Learn what a Pareto diagram is, see some examples of the Pareto principle in action, read the benefits of the Pareto diagrams, and learn the eight steps to creating a Pareto diagram.
What is a Pareto diagram?
A Pareto chart is a visual bar chart that consists of a bar chart and a line chart. The bar graph shows the causes in descending order of their frequency, while the line graph shows the cumulative percentage in ascending order.
What is the Pareto principle?
The Pareto diagram stems from the Pareto principle, commonly known as the 80/20 rule, which states that 80% of the output of a given situation or system is determined by only 20% of the input. In other words, when multiple factors influence a situation, a few factors will account for most of the impact.
TO SEE: Recruitment Package: Data Scientist (Tech Republic Premium)
The Pareto principle can be applied to a wide range of fields, such as manufacturing, project management, human resources, customer-facing businesses, quality analysis, software testing, and personal life.
The reason the Pareto principle is so effective is that it is impractical to spend all your resources on solving all the problems that arise during a project. You need to identify the most common problems so that you can use the minimum resources to solve them while getting the best possible result.
A Pareto chart helps achieve this as these charts help identify the most common types of defects or other causes of problems. That way, you can prioritize and focus on solving the 20% of the problems that require the least effort, while still delivering the 80% result.
Some examples of the Pareto principle are:
- About 20% of your customers account for 80% of your company’s revenue.
- Customers use 20% of your application’s features 80% of the time.
- About 20% of design errors cause 80% of software errors.
- Only 20% of a company’s employees generate 80% of its profits.
Why Use a Pareto Chart?
Here are the advantages of Pareto diagrams:
- Pareto diagrams identify key root causes, helping teams focus their efforts on areas of greatest impact.
- The charts are an excellent visualization tool when you have many problems, causes or conditions and want to find the essential few from the trivial many as the charts organize data to show different problems or the causes of problems.
- They improve the effectiveness of quality management, overall performance management, planning, analysis and problem solving.

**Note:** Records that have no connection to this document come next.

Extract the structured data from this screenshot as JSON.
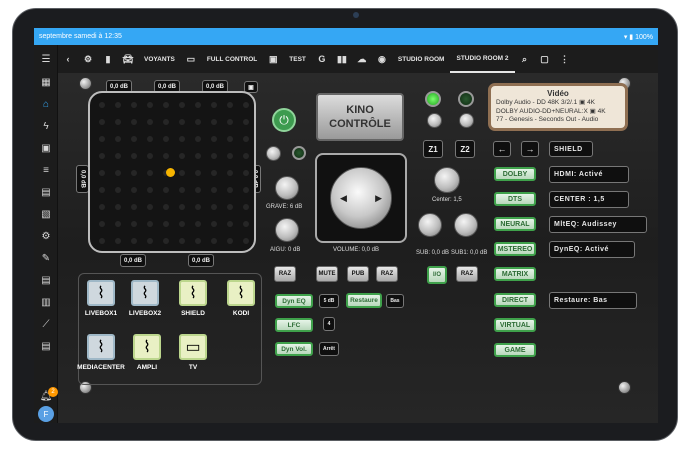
{
  "status": {
    "left": "septembre samedi à 12:35",
    "right": "100%"
  },
  "nav": {
    "tabs": [
      "VOYANTS",
      "FULL CONTROL",
      "TEST",
      "STUDIO ROOM",
      "STUDIO ROOM 2"
    ]
  },
  "pad": {
    "top_left": "0,0 dB",
    "top_center": "0,0 dB",
    "top_right": "0,0 dB",
    "left": "0,0 dB",
    "right": "0,0 dB",
    "bottom_left": "0,0 dB",
    "bottom_right": "0,0 dB"
  },
  "title": "KINO CONTRÔLE",
  "screen": {
    "title": "Vidéo",
    "line1": "Dolby Audio - DD 48K 3/2/.1",
    "line1_suffix": "4K",
    "line2": "DOLBY AUDIO-DD+NEURAL:X",
    "line2_suffix": "4K",
    "line3": "77 - Genesis - Seconds Out - Audio"
  },
  "knobs": {
    "grave": "GRAVE: 6 dB",
    "aigu": "AIGU: 0 dB",
    "volume": "VOLUME: 0,0 dB",
    "center": "Center: 1,5",
    "sub": "SUB: 0,0 dB",
    "sub1": "SUB1: 0,0 dB"
  },
  "zones": {
    "z1": "Z1",
    "z2": "Z2"
  },
  "shield": "SHIELD",
  "modes": [
    "DOLBY",
    "DTS",
    "NEURAL",
    "MSTEREO",
    "MATRIX",
    "DIRECT",
    "VIRTUAL",
    "GAME"
  ],
  "info": [
    "HDMI: Activé",
    "CENTER : 1,5",
    "MltEQ: Audissey",
    "DynEQ: Activé",
    "Restaure: Bas"
  ],
  "controls": {
    "raz": "RAZ",
    "mute": "MUTE",
    "pub": "PUB",
    "io": "I/O",
    "dyneq": "Dyn EQ",
    "dyneq_val": "5 dB",
    "restaure": "Restaure",
    "restaure_val": "Bas",
    "lfc": "LFC",
    "lfc_val": "4",
    "dynvol": "Dyn Vol.",
    "dynvol_val": "Arrêt"
  },
  "sources": [
    "LIVEBOX1",
    "LIVEBOX2",
    "SHIELD",
    "KODI",
    "MEDIACENTER",
    "AMPLI",
    "TV"
  ],
  "notifications": "2",
  "user_initial": "F"
}
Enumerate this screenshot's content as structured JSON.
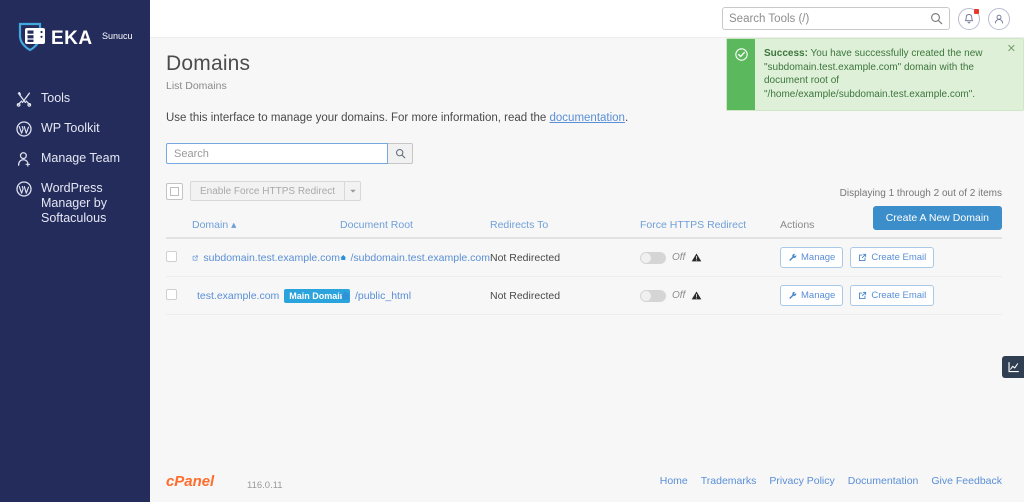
{
  "sidebar": {
    "logo": {
      "brand": "EKA",
      "suffix": "Sunucu",
      "icon": "shield-server-icon"
    },
    "items": [
      {
        "label": "Tools",
        "icon": "tools-icon"
      },
      {
        "label": "WP Toolkit",
        "icon": "wordpress-icon"
      },
      {
        "label": "Manage Team",
        "icon": "manage-team-icon"
      },
      {
        "label": "WordPress Manager by Softaculous",
        "icon": "wordpress-icon"
      }
    ]
  },
  "topbar": {
    "search_placeholder": "Search Tools (/)",
    "search_value": "",
    "search_icon": "search-icon",
    "notifications_icon": "bell-icon",
    "account_icon": "user-icon",
    "has_notification": true
  },
  "alert": {
    "icon": "check-circle-icon",
    "label": "Success:",
    "message": " You have successfully created the new \"subdomain.test.example.com\" domain with the document root of \"/home/example/subdomain.test.example.com\".",
    "close_icon": "close-icon"
  },
  "page": {
    "title": "Domains",
    "breadcrumb": "List Domains",
    "intro_text": "Use this interface to manage your domains. For more information, read the ",
    "intro_link": "documentation",
    "intro_suffix": "."
  },
  "toolbar": {
    "search_placeholder": "Search",
    "search_value": "",
    "search_button_icon": "search-icon",
    "select_all_checkbox": "select-all",
    "bulk_action_label": "Enable Force HTTPS Redirect",
    "bulk_caret_icon": "caret-down-icon",
    "count_text": "Displaying 1 through 2 out of 2 items",
    "create_button": "Create A New Domain"
  },
  "table": {
    "columns": [
      {
        "label": "Domain",
        "sorted": true,
        "sort_icon": "caret-up-icon"
      },
      {
        "label": "Document Root",
        "sorted": false
      },
      {
        "label": "Redirects To",
        "sorted": false
      },
      {
        "label": "Force HTTPS Redirect",
        "sorted": false
      },
      {
        "label": "Actions",
        "sorted": false
      }
    ],
    "rows": [
      {
        "domain": "subdomain.test.example.com",
        "domain_icon": "external-link-icon",
        "badge": "",
        "document_root": "/subdomain.test.example.com",
        "root_icon": "home-icon",
        "redirects_to": "Not Redirected",
        "https_state": "Off",
        "https_warning_icon": "warning-icon",
        "manage_label": "Manage",
        "manage_icon": "wrench-icon",
        "email_label": "Create Email",
        "email_icon": "external-link-icon"
      },
      {
        "domain": "test.example.com",
        "domain_icon": "external-link-icon",
        "badge": "Main Domain",
        "document_root": "/public_html",
        "root_icon": "home-icon",
        "redirects_to": "Not Redirected",
        "https_state": "Off",
        "https_warning_icon": "warning-icon",
        "manage_label": "Manage",
        "manage_icon": "wrench-icon",
        "email_label": "Create Email",
        "email_icon": "external-link-icon"
      }
    ]
  },
  "float_widget": {
    "icon": "statistics-chart-icon"
  },
  "footer": {
    "brand": "cPanel",
    "version": "116.0.11",
    "links": [
      {
        "label": "Home"
      },
      {
        "label": "Trademarks"
      },
      {
        "label": "Privacy Policy"
      },
      {
        "label": "Documentation"
      },
      {
        "label": "Give Feedback"
      }
    ]
  },
  "colors": {
    "sidebar_bg": "#242c5c",
    "accent_blue": "#5a8fd6",
    "primary_button": "#3c8ecb",
    "badge_blue": "#2ba3dd",
    "success_green": "#5cb85c",
    "success_bg": "#dff0d8",
    "cpanel_orange": "#ff6c2c"
  }
}
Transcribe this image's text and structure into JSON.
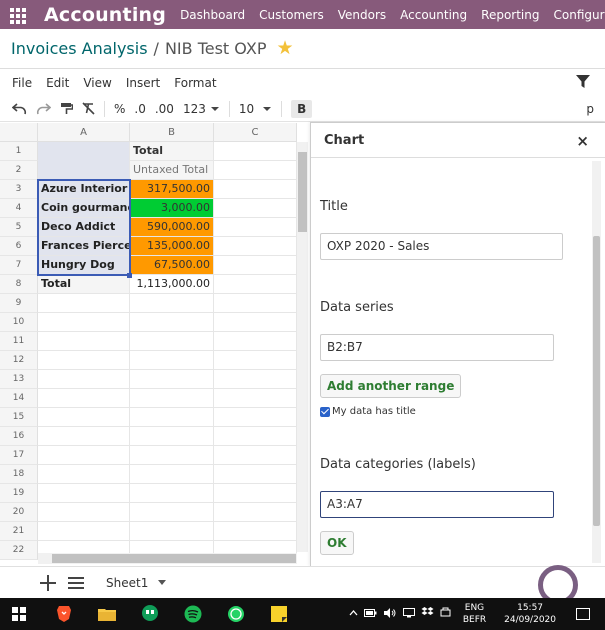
{
  "navbar": {
    "brand": "Accounting",
    "menu": [
      "Dashboard",
      "Customers",
      "Vendors",
      "Accounting",
      "Reporting",
      "Configuration"
    ]
  },
  "breadcrumb": {
    "parent": "Invoices Analysis",
    "separator": "/",
    "current": "NIB Test OXP"
  },
  "menubar": [
    "File",
    "Edit",
    "View",
    "Insert",
    "Format"
  ],
  "toolbar": {
    "percent": "%",
    "dec_less": ".0",
    "dec_more": ".00",
    "format": "123",
    "font_size": "10",
    "bold": "B",
    "overflow": "p"
  },
  "grid": {
    "columns": [
      "A",
      "B",
      "C"
    ],
    "rows": [
      "1",
      "2",
      "3",
      "4",
      "5",
      "6",
      "7",
      "8",
      "9",
      "10",
      "11",
      "12",
      "13",
      "14",
      "15",
      "16",
      "17",
      "18",
      "19",
      "20",
      "21",
      "22"
    ],
    "header_total": "Total",
    "header_untaxed": "Untaxed Total",
    "entries": [
      {
        "name": "Azure Interior",
        "value": "317,500.00"
      },
      {
        "name": "Coin gourmand",
        "value": "3,000.00"
      },
      {
        "name": "Deco Addict",
        "value": "590,000.00"
      },
      {
        "name": "Frances Pierce",
        "value": "135,000.00"
      },
      {
        "name": "Hungry Dog",
        "value": "67,500.00"
      }
    ],
    "total_label": "Total",
    "total_value": "1,113,000.00"
  },
  "colors": {
    "navbar": "#875a7b",
    "orange": "#ff9900",
    "green": "#00cc33",
    "label_bg": "#e1e4ee",
    "header_bg": "#f5f5f5"
  },
  "chart_panel": {
    "title": "Chart",
    "close": "×",
    "title_label": "Title",
    "title_value": "OXP 2020 - Sales",
    "series_label": "Data series",
    "series_value": "B2:B7",
    "add_range": "Add another range",
    "has_title_label": "My data has title",
    "categories_label": "Data categories (labels)",
    "categories_value": "A3:A7",
    "ok": "OK"
  },
  "sheets": {
    "active": "Sheet1"
  },
  "taskbar": {
    "lang_top": "ENG",
    "lang_bottom": "BEFR",
    "time": "15:57",
    "date": "24/09/2020"
  }
}
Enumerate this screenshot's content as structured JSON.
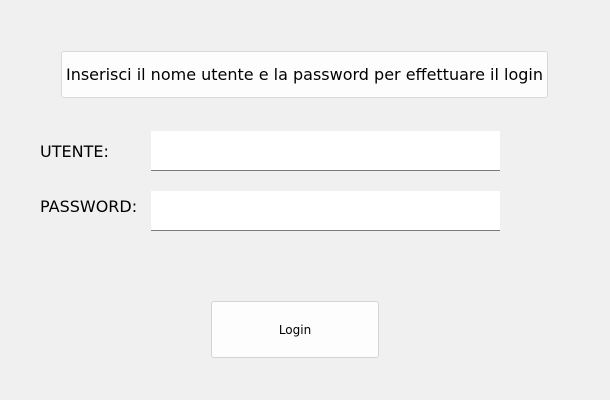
{
  "instructions": {
    "text": "Inserisci il nome utente e la password per effettuare il login"
  },
  "form": {
    "username_label": "UTENTE:",
    "username_value": "",
    "password_label": "PASSWORD:",
    "password_value": ""
  },
  "login_button": {
    "label": "Login"
  }
}
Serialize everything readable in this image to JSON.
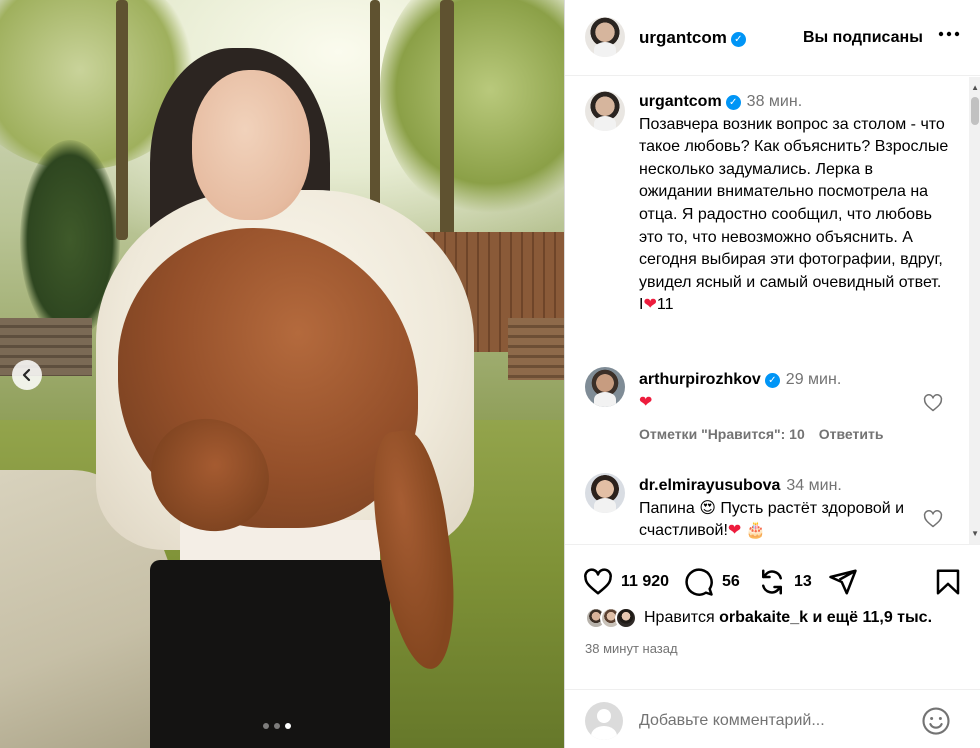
{
  "post": {
    "author": "urgantcom",
    "follow_status": "Вы подписаны",
    "images": {
      "count": 3,
      "active_index": 2
    },
    "caption": {
      "time": "38 мин.",
      "text": "Позавчера возник вопрос за столом - что такое любовь? Как объяснить? Взрослые несколько задумались. Лерка в ожидании внимательно посмотрела на отца. Я радостно сообщил, что любовь это то, что невозможно объяснить. А сегодня выбирая эти фотографии, вдруг, увидел ясный и самый очевидный ответ. I",
      "after_heart": "11"
    },
    "comments": [
      {
        "user": "arthurpirozhkov",
        "verified": true,
        "time": "29 мин.",
        "text": "",
        "emoji": "❤",
        "likes_label": "Отметки \"Нравится\": 10",
        "reply_label": "Ответить"
      },
      {
        "user": "dr.elmirayusubova",
        "verified": false,
        "time": "34 мин.",
        "text_a": "Папина",
        "emoji_a": "😍",
        "text_b": "Пусть растёт здоровой и счастливой!",
        "emoji_b": "❤",
        "emoji_c": "🎂"
      }
    ],
    "stats": {
      "likes": "11 920",
      "comments": "56",
      "reposts": "13"
    },
    "liked_by": {
      "prefix": "Нравится",
      "user": "orbakaite_k",
      "suffix": "и ещё 11,9 тыс."
    },
    "timestamp": "38 минут назад",
    "add_comment_placeholder": "Добавьте комментарий..."
  },
  "icons": {
    "more": "more-horizontal-icon",
    "like": "heart-outline-icon",
    "comment": "speech-bubble-icon",
    "repost": "repost-icon",
    "share": "paper-plane-icon",
    "save": "bookmark-icon",
    "emoji": "smiley-icon",
    "prev": "chevron-left-icon"
  },
  "colors": {
    "verified": "#0095f6",
    "secondary_text": "#737373",
    "heart": "#ed1c3d"
  }
}
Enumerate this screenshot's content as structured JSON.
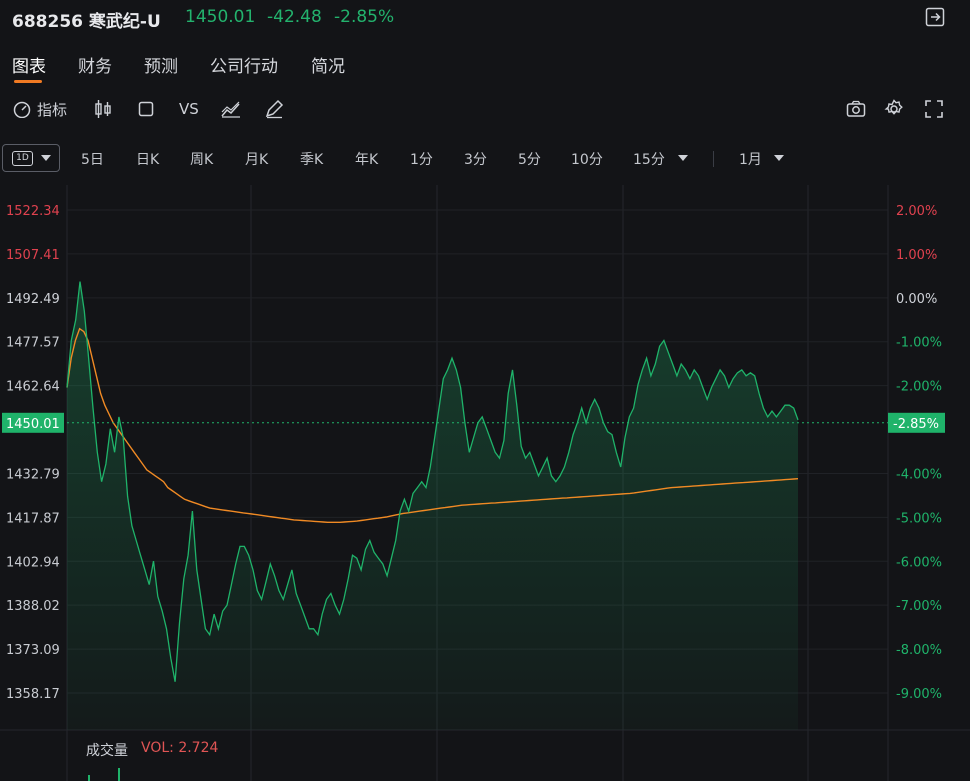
{
  "header": {
    "code": "688256",
    "name": "寒武纪-U",
    "price": "1450.01",
    "change": "-42.48",
    "change_pct": "-2.85%"
  },
  "tabs": [
    {
      "label": "图表",
      "active": true
    },
    {
      "label": "财务",
      "active": false
    },
    {
      "label": "预测",
      "active": false
    },
    {
      "label": "公司行动",
      "active": false
    },
    {
      "label": "简况",
      "active": false
    }
  ],
  "toolbar": {
    "indicator_label": "指标",
    "vs_label": "VS"
  },
  "periods": {
    "selected": "1D",
    "items": [
      "5日",
      "日K",
      "周K",
      "月K",
      "季K",
      "年K",
      "1分",
      "3分",
      "5分",
      "10分",
      "15分"
    ],
    "range": "1月"
  },
  "chart_data": {
    "type": "line",
    "price_ticks": [
      "1522.34",
      "1507.41",
      "1492.49",
      "1477.57",
      "1462.64",
      "1432.79",
      "1417.87",
      "1402.94",
      "1388.02",
      "1373.09",
      "1358.17"
    ],
    "pct_ticks": [
      "2.00%",
      "1.00%",
      "0.00%",
      "-1.00%",
      "-2.00%",
      "-4.00%",
      "-5.00%",
      "-6.00%",
      "-7.00%",
      "-8.00%",
      "-9.00%"
    ],
    "current_price_label": "1450.01",
    "current_pct_label": "-2.85%",
    "prev_close": 1492.49,
    "ylim": [
      1350,
      1530
    ],
    "colors": {
      "price": "#1fb36a",
      "avg": "#f08a24",
      "up": "#f23645",
      "down": "#1fb36a"
    },
    "price_series": [
      1462,
      1478,
      1485,
      1498,
      1488,
      1472,
      1455,
      1440,
      1430,
      1436,
      1448,
      1440,
      1452,
      1445,
      1425,
      1415,
      1410,
      1405,
      1400,
      1395,
      1403,
      1391,
      1386,
      1380,
      1370,
      1362,
      1382,
      1397,
      1405,
      1420,
      1400,
      1390,
      1380,
      1378,
      1385,
      1380,
      1386,
      1388,
      1395,
      1402,
      1408,
      1408,
      1405,
      1400,
      1393,
      1390,
      1396,
      1402,
      1398,
      1393,
      1390,
      1395,
      1400,
      1392,
      1388,
      1384,
      1380,
      1380,
      1378,
      1385,
      1390,
      1392,
      1388,
      1385,
      1390,
      1397,
      1405,
      1404,
      1400,
      1407,
      1410,
      1406,
      1404,
      1402,
      1398,
      1404,
      1410,
      1420,
      1424,
      1420,
      1426,
      1428,
      1430,
      1428,
      1435,
      1445,
      1455,
      1465,
      1468,
      1472,
      1468,
      1462,
      1450,
      1440,
      1445,
      1450,
      1452,
      1448,
      1444,
      1440,
      1438,
      1444,
      1460,
      1468,
      1456,
      1442,
      1438,
      1440,
      1436,
      1432,
      1435,
      1438,
      1432,
      1430,
      1432,
      1435,
      1440,
      1446,
      1450,
      1455,
      1450,
      1455,
      1458,
      1455,
      1450,
      1447,
      1446,
      1440,
      1435,
      1445,
      1452,
      1455,
      1463,
      1468,
      1472,
      1466,
      1470,
      1476,
      1478,
      1474,
      1470,
      1466,
      1470,
      1468,
      1465,
      1468,
      1466,
      1462,
      1458,
      1462,
      1465,
      1468,
      1466,
      1462,
      1465,
      1467,
      1468,
      1466,
      1467,
      1466,
      1460,
      1455,
      1452,
      1454,
      1452,
      1454,
      1456,
      1456,
      1455,
      1451
    ],
    "avg_series": [
      1462,
      1472,
      1478,
      1482,
      1481,
      1478,
      1472,
      1466,
      1460,
      1456,
      1453,
      1450,
      1448,
      1446,
      1444,
      1442,
      1440,
      1438,
      1436,
      1434,
      1433,
      1432,
      1431,
      1430,
      1428,
      1427,
      1426,
      1425,
      1424,
      1423.5,
      1423,
      1422.5,
      1422,
      1421.5,
      1421,
      1420.8,
      1420.6,
      1420.4,
      1420.2,
      1420,
      1419.8,
      1419.6,
      1419.4,
      1419.2,
      1419,
      1418.8,
      1418.6,
      1418.4,
      1418.2,
      1418,
      1417.8,
      1417.6,
      1417.4,
      1417.2,
      1417,
      1416.9,
      1416.8,
      1416.7,
      1416.6,
      1416.5,
      1416.4,
      1416.3,
      1416.2,
      1416.2,
      1416.2,
      1416.2,
      1416.3,
      1416.4,
      1416.5,
      1416.6,
      1416.8,
      1417,
      1417.2,
      1417.4,
      1417.6,
      1417.8,
      1418,
      1418.3,
      1418.6,
      1418.9,
      1419.2,
      1419.4,
      1419.6,
      1419.8,
      1420,
      1420.2,
      1420.4,
      1420.6,
      1420.8,
      1421,
      1421.2,
      1421.4,
      1421.6,
      1421.8,
      1422,
      1422.1,
      1422.2,
      1422.3,
      1422.4,
      1422.5,
      1422.6,
      1422.7,
      1422.8,
      1422.9,
      1423,
      1423.1,
      1423.2,
      1423.3,
      1423.4,
      1423.5,
      1423.6,
      1423.7,
      1423.8,
      1423.9,
      1424,
      1424.1,
      1424.2,
      1424.3,
      1424.4,
      1424.5,
      1424.6,
      1424.7,
      1424.8,
      1424.9,
      1425,
      1425.1,
      1425.2,
      1425.3,
      1425.4,
      1425.5,
      1425.6,
      1425.7,
      1425.8,
      1425.9,
      1426,
      1426.2,
      1426.4,
      1426.6,
      1426.8,
      1427,
      1427.2,
      1427.4,
      1427.6,
      1427.8,
      1428,
      1428.1,
      1428.2,
      1428.3,
      1428.4,
      1428.5,
      1428.6,
      1428.7,
      1428.8,
      1428.9,
      1429,
      1429.1,
      1429.2,
      1429.3,
      1429.4,
      1429.5,
      1429.6,
      1429.7,
      1429.8,
      1429.9,
      1430,
      1430.1,
      1430.2,
      1430.3,
      1430.4,
      1430.5,
      1430.6,
      1430.7,
      1430.8,
      1430.9,
      1431
    ]
  },
  "volume": {
    "label": "成交量",
    "value_label": "VOL: 2.724"
  }
}
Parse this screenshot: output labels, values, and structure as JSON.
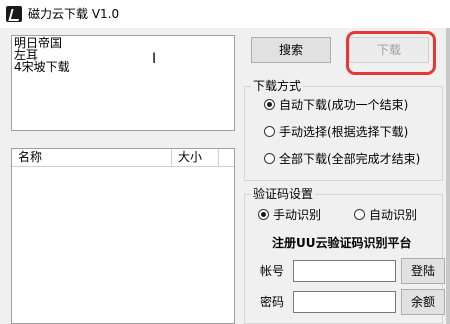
{
  "window": {
    "title": "磁力云下载 V1.0"
  },
  "textarea": {
    "content": "明日帝国\n左耳\n4宋坡下载"
  },
  "buttons": {
    "search": "搜索",
    "download": "下载",
    "login": "登陆",
    "balance": "余额"
  },
  "file_list": {
    "columns": [
      "名称",
      "大小"
    ],
    "rows": []
  },
  "download_mode": {
    "title": "下载方式",
    "options": [
      {
        "label": "自动下载(成功一个结束)",
        "checked": true
      },
      {
        "label": "手动选择(根据选择下载)",
        "checked": false
      },
      {
        "label": "全部下载(全部完成才结束)",
        "checked": false
      }
    ]
  },
  "captcha": {
    "title": "验证码设置",
    "options": [
      {
        "label": "手动识别",
        "checked": true
      },
      {
        "label": "自动识别",
        "checked": false
      }
    ],
    "platform": "注册UU云验证码识别平台",
    "account_label": "帐号",
    "account_value": "",
    "password_label": "密码",
    "password_value": ""
  }
}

- These charts guide decision making and problem solving.
- They help to better plan corrective and preventive actions.
- A Pareto chart helps with time management at work or on a personal level.
Create a Pareto diagram
List and group the category of problems, items, or causes.
Set the benchmark. For example, you can measure the data in terms of:
- Frequency: The number of times a problem has occurred.
- Duration: How long will it take.
- Cost: How many resources it uses.
Choose the duration for the data collection, for example a week, month or year.
Collect the data and then calculate the grand total for all items. Calculate the percentage of each item by taking the item’s frequency, dividing it by the grand total, and multiplying by 100.
List the items in ascending order – most common to least common. Next, calculate the cumulative percentage of each item by adding the sum of that item’s percentage to the percentage of the item before it.
Create a bar chart and draw the bars for each item on the horizontal axis from highest to lowest. Label the left y-axis with the numbers (frequency, time, or cost), then label the right y-axis with the cumulative percentages. The cumulative total must equal 100%.
Draw the cumulative line graph by adding the cumulative percentages of each category. The first point on the cumulative line graph must be aligned with the top of the first bar.
Analyze the chart to identify the items that seem to be causing the most problems. The few bars on the left side of the Pareto chart are the source of most – say 80% – of the problems. That gives a clear picture of which areas you need to tackle.
You can also look at the cumulative line graph, which should show a clear breakpoint where it starts to level off quickly. This means that the first few problem areas quickly make up a high percentage of total problems.
A Pareto diagram is easy to draw, use, and communicate problems. The charts are an excellent quality management tool that can be used for a variety of purposes. They distinguish the vital few from the trivial many because they represent the relative size of different categories, sorted by significance. Use them to prioritize your work by finding the small causes with the biggest impact and then solving them.